Homework #3: Due February 4, 2004
Through this assignment you will:
- Consider issues in the design of memory-based systems.
- Explore the effect of different expansion strategies on information
Previous homeworks have explored the representation and manipulation of
knowledge to produce inferences. Using mechanisms such as rule-based systems
and constraint satisfaction, we have seen how knowledge about the world
and about specific problems can be encoded in different ways. Further,
we have seen how the choices of knowledge representation can be
manipulated in different ways. However, all these techniques share
the fundamental requirement that the knowledge be captured manually
by some knowledge engineer to enable later automatic
This homework begins our exploration of general techniques that can
use the regularities in observed data to acquire functions from
inputs vectors to output values or classifications. In other words,
we will explore systems that can automatically learn from examples.
We begin with two well-known and widely used learning techniques
that learn functions from labeled training data: nearest neighbor
and identification trees.
You've studied both alpha-beta minimax game play and nearest neighbor
learning. An impatient friend suggests that all that search is
simply too complicated and unnecessary since there are many on-line
game servers that record the moves of a game. Your friend suggests
that rather than doing alpha-beta you should simply download all the
games from a server and use a memory-based technique. For any given
game position (e.g. board position in a board game like chess or
hand of cards in a card game), find a move in the server's collection
that matches that position exactly and then do the move made by the
player in the recorded game.
You argue that things, unfortunately, aren't that simple. Give
three problems with your friend's approach
to game-playing. Please keep your answers brief (2-3 lines each).
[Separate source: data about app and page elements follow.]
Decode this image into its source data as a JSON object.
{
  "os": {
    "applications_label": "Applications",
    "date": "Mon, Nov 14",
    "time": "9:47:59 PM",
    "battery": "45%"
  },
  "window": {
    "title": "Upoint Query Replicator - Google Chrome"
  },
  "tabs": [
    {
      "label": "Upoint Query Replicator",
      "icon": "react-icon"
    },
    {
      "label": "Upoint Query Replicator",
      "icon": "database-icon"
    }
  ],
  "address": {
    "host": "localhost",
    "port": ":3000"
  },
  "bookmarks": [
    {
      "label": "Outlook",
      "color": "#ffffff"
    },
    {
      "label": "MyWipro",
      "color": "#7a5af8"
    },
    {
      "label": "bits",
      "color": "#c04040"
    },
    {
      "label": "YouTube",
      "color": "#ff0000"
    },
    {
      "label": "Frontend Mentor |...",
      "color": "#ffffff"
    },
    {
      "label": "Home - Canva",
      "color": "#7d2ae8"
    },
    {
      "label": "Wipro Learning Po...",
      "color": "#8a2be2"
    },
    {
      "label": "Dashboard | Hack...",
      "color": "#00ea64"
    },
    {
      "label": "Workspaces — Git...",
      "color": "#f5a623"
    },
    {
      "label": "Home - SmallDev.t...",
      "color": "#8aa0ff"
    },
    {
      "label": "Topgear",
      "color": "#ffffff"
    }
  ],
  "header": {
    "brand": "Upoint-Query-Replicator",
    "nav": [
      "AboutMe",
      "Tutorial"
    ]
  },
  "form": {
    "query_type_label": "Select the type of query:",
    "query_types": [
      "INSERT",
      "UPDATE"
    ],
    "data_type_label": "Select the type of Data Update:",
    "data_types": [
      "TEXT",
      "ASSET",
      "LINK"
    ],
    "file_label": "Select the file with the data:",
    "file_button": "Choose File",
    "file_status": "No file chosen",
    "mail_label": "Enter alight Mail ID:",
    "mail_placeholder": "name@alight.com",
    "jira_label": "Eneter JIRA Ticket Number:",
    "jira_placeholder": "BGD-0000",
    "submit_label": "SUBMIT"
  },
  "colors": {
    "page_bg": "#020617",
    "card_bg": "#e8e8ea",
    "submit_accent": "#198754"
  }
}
Formulate four (4) detailed queries in a domain you know well.
You will use these queries to test your intuition in the questions
Expand the queries developed about to include all of the morphological
variants of each query word. Submit these expanded queries to two
of your favorite search engines. Does such morphological processing
an online semantic ontology/thesaurus, expand your queries to include
all the synonyms of each word in the original queries aboce. Report
on the results of submitting the queries to the two search engines used
Again using WordNet, expand your queries to include only those
synonyms that are appropriate for the senses of the terms you
intended in the original query. Submit these expanded queries to
a set of search engines and compare the results to those in the
Word sense disambiguation - picking the right senses of synonyms for
expansion - seems to have little effect on retrieval effectiveness
in settings where long queries are used. Suggest reasons why this
might be the case.
Part 5: Relevance Feedback
In class, we suggested that you could use information from
the set of documents retrieved in an initial query to improve the
query formulation by adding new terms.
Consider the case where you select five documents that you believe to
be relevant to use as a source of terms to add to the query. Which
terms would you select? Consider values that we suggested should
contribute to the weight of query terms. Explain why.
Positive and Negative evidence
Now assume that you have identified 5 non-relevant documents that
were nevertheless ranked highly by the first pass of the retrieval
system, in addition to the 5 relevant documents chosen above.
How would you modify your expansion process given this new
evidence? Justify your answer.
Building a Recommender System
You would like to build a book recommender system similar to that
on Amazon.com. Based on purchasing patterns - since it's hard to
get people to submit actual ratings, you would like to identify
similar shoppers, and recommend to them books that were purchased
other similar purchasers.
Formulate input feature vectors for training and classification
based on book categories and purchasing patterns. Given five
Describe the type of labels you assign as classifications - aka
Describe the similarity function for identifying the nearest neighbor.
Some people have similar tastes in book types, but some may be
much more voracious readers than others. Does this present
a problem for your similarity measures? If not, why not?
If it does, explain how to modify your measure to over this problem.